* [Exercise aim]
Report every line of the records that contains the word "columns".
-- Opening Marker --
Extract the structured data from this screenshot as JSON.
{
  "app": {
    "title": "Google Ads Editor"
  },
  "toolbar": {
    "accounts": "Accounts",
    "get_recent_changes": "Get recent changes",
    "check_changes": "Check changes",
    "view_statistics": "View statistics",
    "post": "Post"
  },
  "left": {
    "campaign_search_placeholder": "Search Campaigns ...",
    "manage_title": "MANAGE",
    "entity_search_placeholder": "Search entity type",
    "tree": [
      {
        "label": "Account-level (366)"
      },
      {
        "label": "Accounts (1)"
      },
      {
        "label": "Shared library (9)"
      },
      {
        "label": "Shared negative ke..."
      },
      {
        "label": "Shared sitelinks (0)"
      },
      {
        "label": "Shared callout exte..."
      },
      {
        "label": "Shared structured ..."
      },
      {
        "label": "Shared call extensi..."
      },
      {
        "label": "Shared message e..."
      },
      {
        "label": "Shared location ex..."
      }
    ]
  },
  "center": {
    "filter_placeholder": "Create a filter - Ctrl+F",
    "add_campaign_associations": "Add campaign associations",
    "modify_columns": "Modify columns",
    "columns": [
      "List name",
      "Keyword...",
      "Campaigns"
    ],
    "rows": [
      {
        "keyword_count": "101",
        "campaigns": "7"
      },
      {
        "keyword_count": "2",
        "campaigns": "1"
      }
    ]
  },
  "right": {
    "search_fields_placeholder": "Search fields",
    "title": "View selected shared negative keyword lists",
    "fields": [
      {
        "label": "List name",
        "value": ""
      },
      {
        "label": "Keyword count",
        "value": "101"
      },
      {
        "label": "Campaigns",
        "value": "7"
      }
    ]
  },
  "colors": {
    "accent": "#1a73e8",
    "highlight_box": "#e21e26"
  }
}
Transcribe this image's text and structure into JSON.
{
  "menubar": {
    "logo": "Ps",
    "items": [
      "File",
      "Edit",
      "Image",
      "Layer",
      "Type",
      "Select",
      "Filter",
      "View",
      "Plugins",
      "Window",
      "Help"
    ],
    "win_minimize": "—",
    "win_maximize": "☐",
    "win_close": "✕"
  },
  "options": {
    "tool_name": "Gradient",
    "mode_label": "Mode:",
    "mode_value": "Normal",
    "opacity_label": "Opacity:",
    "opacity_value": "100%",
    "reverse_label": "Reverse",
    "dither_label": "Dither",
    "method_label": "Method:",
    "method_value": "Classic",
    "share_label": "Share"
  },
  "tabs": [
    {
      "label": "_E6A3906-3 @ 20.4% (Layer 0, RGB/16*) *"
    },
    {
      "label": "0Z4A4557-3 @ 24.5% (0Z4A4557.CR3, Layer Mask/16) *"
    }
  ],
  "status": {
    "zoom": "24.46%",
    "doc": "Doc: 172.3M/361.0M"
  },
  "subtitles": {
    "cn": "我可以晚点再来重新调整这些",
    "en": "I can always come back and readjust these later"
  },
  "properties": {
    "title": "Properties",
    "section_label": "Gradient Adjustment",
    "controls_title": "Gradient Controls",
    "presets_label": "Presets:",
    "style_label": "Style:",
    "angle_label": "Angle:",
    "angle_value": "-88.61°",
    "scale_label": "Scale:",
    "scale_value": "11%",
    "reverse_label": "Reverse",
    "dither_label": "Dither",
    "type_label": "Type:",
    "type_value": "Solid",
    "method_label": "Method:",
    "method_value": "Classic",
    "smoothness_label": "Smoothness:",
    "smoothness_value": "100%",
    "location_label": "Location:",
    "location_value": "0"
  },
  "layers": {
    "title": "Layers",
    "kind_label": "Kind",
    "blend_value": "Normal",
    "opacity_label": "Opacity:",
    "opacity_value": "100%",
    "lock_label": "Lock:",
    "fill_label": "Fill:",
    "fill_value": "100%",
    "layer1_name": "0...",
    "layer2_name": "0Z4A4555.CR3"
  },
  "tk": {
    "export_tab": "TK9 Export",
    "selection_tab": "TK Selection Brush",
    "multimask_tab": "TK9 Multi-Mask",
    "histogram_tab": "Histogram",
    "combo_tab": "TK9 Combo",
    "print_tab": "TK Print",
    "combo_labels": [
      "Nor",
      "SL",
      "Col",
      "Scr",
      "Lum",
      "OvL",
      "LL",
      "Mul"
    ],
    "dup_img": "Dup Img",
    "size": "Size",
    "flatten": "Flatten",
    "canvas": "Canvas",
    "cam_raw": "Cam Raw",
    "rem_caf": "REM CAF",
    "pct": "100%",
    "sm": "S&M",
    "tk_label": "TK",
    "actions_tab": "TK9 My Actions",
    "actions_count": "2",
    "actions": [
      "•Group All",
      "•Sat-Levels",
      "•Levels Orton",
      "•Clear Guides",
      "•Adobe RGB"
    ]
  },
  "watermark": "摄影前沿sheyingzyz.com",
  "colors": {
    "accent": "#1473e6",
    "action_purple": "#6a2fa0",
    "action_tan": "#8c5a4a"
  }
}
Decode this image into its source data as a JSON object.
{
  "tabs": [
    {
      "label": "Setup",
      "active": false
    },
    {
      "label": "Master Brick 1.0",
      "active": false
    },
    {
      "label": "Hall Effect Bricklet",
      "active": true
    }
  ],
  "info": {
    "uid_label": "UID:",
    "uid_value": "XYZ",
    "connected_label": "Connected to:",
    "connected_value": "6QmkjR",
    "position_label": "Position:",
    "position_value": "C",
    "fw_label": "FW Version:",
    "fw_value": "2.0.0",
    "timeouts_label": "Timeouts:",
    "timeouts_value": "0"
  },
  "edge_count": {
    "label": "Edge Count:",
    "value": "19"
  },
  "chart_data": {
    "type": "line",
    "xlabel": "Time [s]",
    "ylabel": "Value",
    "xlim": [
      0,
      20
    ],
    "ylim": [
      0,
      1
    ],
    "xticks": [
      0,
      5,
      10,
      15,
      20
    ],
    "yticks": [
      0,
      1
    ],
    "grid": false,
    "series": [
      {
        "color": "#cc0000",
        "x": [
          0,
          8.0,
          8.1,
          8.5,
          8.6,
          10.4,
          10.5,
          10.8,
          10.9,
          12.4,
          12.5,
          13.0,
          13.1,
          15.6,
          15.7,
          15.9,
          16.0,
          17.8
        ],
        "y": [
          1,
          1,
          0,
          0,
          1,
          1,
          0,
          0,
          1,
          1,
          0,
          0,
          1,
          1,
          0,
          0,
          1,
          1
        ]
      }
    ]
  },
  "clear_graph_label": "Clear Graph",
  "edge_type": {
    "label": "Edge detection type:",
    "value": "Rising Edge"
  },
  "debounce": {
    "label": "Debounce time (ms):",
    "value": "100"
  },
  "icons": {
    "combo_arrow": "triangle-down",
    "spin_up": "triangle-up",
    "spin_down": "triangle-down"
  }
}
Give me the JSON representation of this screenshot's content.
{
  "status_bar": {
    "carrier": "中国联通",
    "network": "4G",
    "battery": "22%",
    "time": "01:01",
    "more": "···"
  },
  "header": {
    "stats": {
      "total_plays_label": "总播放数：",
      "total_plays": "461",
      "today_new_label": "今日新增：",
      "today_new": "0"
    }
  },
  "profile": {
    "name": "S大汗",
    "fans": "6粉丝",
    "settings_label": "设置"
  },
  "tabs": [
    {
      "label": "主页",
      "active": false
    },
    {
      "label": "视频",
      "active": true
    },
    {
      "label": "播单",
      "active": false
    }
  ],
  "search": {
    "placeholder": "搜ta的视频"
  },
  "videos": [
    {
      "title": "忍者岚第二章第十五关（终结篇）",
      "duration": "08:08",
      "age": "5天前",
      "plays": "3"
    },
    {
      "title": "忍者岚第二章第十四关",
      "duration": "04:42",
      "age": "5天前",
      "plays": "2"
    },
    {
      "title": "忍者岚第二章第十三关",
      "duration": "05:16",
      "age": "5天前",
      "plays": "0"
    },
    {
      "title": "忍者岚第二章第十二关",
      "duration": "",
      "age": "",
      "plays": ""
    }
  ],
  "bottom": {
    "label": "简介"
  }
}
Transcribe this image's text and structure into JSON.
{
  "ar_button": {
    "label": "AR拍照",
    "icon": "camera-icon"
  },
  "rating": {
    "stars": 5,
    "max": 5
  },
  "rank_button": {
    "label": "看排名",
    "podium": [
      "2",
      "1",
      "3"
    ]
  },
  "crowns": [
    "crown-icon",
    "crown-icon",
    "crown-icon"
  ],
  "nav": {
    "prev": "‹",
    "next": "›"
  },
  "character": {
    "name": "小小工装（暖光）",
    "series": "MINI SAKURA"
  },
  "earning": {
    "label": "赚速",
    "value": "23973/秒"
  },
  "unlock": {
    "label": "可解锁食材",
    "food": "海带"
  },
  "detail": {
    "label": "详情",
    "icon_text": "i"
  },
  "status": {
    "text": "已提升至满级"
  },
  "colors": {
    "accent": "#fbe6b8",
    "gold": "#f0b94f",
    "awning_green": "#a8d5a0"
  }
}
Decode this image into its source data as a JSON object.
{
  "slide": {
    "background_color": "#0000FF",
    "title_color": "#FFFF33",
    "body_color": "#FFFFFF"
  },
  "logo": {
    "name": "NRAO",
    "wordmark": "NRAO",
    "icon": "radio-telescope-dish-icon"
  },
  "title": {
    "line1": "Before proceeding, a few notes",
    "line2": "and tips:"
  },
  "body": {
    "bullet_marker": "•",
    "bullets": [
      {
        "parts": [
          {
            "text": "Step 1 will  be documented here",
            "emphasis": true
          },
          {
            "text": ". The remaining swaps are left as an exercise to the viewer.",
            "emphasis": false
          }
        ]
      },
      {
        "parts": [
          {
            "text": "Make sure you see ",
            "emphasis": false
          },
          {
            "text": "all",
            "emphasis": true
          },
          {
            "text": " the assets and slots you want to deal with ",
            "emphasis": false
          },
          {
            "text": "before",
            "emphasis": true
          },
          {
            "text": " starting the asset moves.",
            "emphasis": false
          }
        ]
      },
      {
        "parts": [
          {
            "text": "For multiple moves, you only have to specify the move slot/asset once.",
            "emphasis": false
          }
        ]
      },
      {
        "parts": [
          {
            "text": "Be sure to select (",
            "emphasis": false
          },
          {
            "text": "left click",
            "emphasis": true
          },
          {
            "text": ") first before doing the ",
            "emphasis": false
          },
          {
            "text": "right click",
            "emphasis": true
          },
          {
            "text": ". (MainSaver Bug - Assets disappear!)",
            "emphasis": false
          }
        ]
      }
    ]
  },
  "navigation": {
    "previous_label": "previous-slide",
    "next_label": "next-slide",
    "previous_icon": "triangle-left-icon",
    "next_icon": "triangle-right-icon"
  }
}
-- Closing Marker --
* [Result for this task]
    "modify_columns": "Modify columns",
    "columns": [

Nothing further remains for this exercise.